◆ YOUR INSTRUCTIONS ◆
Each entry below is to be reproduced exactly, though any pictures it holds must be omitted.

◆ ENTRIES PROVIDED ◆
******************************
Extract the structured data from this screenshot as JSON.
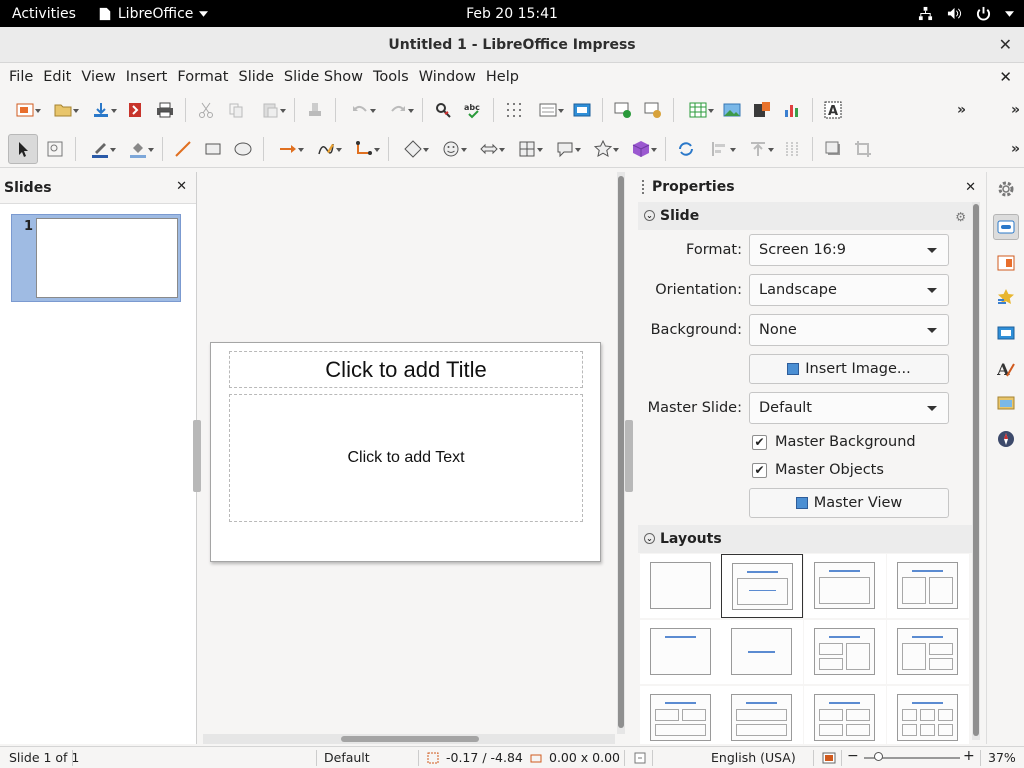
{
  "topbar": {
    "activities": "Activities",
    "app_name": "LibreOffice",
    "clock": "Feb 20  15:41"
  },
  "window": {
    "title": "Untitled 1 - LibreOffice Impress",
    "close": "✕"
  },
  "menu": [
    "File",
    "Edit",
    "View",
    "Insert",
    "Format",
    "Slide",
    "Slide Show",
    "Tools",
    "Window",
    "Help"
  ],
  "slides_pane": {
    "title": "Slides",
    "close": "✕",
    "slide_number": "1"
  },
  "slide": {
    "title_placeholder": "Click to add Title",
    "text_placeholder": "Click to add Text"
  },
  "properties": {
    "title": "Properties",
    "close": "✕",
    "section_slide": "Slide",
    "format_label": "Format:",
    "format_value": "Screen 16:9",
    "orientation_label": "Orientation:",
    "orientation_value": "Landscape",
    "background_label": "Background:",
    "background_value": "None",
    "insert_image": "Insert Image...",
    "master_slide_label": "Master Slide:",
    "master_slide_value": "Default",
    "master_background": "Master Background",
    "master_objects": "Master Objects",
    "master_view": "Master View",
    "section_layouts": "Layouts"
  },
  "status": {
    "slide": "Slide 1 of 1",
    "master": "Default",
    "position": "-0.17 / -4.84",
    "size": "0.00 x 0.00",
    "language": "English (USA)",
    "zoom": "37%",
    "zoom_minus": "−",
    "zoom_plus": "+"
  },
  "colors": {
    "accent": "#5b8bd1",
    "thumb_selected": "#9fbbe3"
  }
}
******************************
◆ RESULT OF THE EXERCISE ◆
Extract the structured data from this screenshot as JSON.
{
  "topbar": {
    "activities": "Activities",
    "app_name": "LibreOffice",
    "clock": "Feb 20  15:41"
  },
  "window": {
    "title": "Untitled 1 - LibreOffice Impress",
    "close": "✕"
  },
  "menu": [
    "File",
    "Edit",
    "View",
    "Insert",
    "Format",
    "Slide",
    "Slide Show",
    "Tools",
    "Window",
    "Help"
  ],
  "slides_pane": {
    "title": "Slides",
    "close": "✕",
    "slide_number": "1"
  },
  "slide": {
    "title_placeholder": "Click to add Title",
    "text_placeholder": "Click to add Text"
  },
  "properties": {
    "title": "Properties",
    "close": "✕",
    "section_slide": "Slide",
    "format_label": "Format:",
    "format_value": "Screen 16:9",
    "orientation_label": "Orientation:",
    "orientation_value": "Landscape",
    "background_label": "Background:",
    "background_value": "None",
    "insert_image": "Insert Image...",
    "master_slide_label": "Master Slide:",
    "master_slide_value": "Default",
    "master_background": "Master Background",
    "master_objects": "Master Objects",
    "master_view": "Master View",
    "section_layouts": "Layouts"
  },
  "status": {
    "slide": "Slide 1 of 1",
    "master": "Default",
    "position": "-0.17 / -4.84",
    "size": "0.00 x 0.00",
    "language": "English (USA)",
    "zoom": "37%",
    "zoom_minus": "−",
    "zoom_plus": "+"
  },
  "colors": {
    "accent": "#5b8bd1",
    "thumb_selected": "#9fbbe3"
  }
}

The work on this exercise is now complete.